Author Stephanie Lee, an architect turned travel writer, traveled solo for six months and took plenty of notes along the way. Her advice carries a lot of common sense, from the obvious - don't walk alone in dark alleys - to using iGoogle for everything from location to translation.
Her central premise? "Embrace your individuality and sense of adventure."
If you're like thousands of others who would love to see their names in print and if you love to travel, have you ever thought of writing to pay for your travels?
It paid for my own travel across several continents so I know a bit about the writer's life and what editors like. I've put a lot of that knowledge together for you in a free online course called the The Travel Writing Magician, available exclusively to readers of Women on the Road.
Just sign up and get it in your mailbox in seven easy daily installments. Work the self-help assignments on your own and see how your writing improves after just one week. You'll never know if there's a travel writer lurking inside you until you try!
1. Overseas Jobs
2. Travel Packing List
3. International Travel Nursing
4. Travel Accessories for Women
5. Stay in a Monastery
6. Women's Travel Clothing
7. Cheap Ways to Travel
8. Overseas Jobs
9. Travel Writing Jobs
10. Travel Money Belt
For food lovers...
...and lovers of other arts
If You're Visual
Humble in the Jungle: Exploring Guyana's Rainforests
There's Nothing to Do in Marrakech
Medieval Italy is Alive in Bergamo
Five Lesser-Known European Islands
Norway's Svalbard Archipelago: The Land of the Ice Bear
15 Good Reasons to Visit El Salvador
Nicaragua for Solo Travelers
Unplugged Travel in Jordan
Key Kuala Lumpur Landmarks
International Women's Day, 8 March
This week is International Women's Day, 8 March, and it's been celebrated for 100 years. We've come a long way since then but sadly, we still have a long way to go.
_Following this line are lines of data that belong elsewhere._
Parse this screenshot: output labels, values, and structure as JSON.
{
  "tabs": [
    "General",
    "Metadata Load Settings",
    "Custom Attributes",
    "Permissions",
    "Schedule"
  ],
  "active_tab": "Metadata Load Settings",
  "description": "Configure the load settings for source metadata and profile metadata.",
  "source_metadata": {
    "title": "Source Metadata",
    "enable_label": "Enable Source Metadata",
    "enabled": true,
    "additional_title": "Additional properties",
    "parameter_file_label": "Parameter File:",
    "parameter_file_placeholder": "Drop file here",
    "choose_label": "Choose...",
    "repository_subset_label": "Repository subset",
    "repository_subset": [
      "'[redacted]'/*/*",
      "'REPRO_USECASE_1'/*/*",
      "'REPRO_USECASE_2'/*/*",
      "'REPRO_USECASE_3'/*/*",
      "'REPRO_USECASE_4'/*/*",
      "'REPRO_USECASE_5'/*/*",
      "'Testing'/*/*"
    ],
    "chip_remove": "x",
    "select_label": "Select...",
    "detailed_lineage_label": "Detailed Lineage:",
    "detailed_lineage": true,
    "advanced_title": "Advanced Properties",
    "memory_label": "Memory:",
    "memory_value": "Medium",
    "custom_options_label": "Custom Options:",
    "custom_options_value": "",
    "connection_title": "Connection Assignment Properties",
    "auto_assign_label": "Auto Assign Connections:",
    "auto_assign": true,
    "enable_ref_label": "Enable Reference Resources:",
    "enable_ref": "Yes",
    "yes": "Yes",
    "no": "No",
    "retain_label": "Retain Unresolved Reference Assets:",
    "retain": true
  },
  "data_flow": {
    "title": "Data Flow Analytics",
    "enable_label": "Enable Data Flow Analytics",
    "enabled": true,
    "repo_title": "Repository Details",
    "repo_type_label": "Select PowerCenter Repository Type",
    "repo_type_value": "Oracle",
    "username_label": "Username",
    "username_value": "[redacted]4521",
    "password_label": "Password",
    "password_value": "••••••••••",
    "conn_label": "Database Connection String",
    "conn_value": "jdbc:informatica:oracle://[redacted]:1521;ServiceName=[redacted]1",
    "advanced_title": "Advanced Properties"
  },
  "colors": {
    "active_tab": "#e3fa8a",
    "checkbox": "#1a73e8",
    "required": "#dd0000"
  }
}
In some countries, women hardly fare better than animals, chattel to be bought and sold. Once married, they may be forced into early sex and develop lesions as a result of pregnancy, or beaten senseless for real or imagined ills. Having children will not be their decision, and if a treasured son hasn't been born, women may be forced to keep on delivering until the correct gender appears. If they're in school, girls will probably have to leave, and if they come to the point they can't take it anymore, they may have nowhere to go because they don't own anything they can sell to pay for an escape. Add to that the issues of trafficking, female genital mutilation and honor killings and you'll see why we still have a long way to go.
There's good news too, though, and there have been tremendous advances. Even in some extremely conservative countries, women have acquired voting and divorce rights, and can own property and open bank accounts. Women are visible in power, politics and the boardroom - although the day when our numbers match those of men is still far off. A new women's agency, UN Women, will make sure women stay in the spotlight, and CEDAW (the Convention on the Elimination of all Forms of Discrimination against Women), drafted 30 years ago, has been ratified almost universally (though not by the USA - and here's why it should).
Why International Women's Day? Because we need to remember - where we came from, what we've accomplished, and how far we still have to go.
When travel and food collide
(c) 2007-2011, Leyla Giray. All rights reserved. Women on the Road News is published monthly. Reproduction of any material from this newsletter without written permission is prohibited.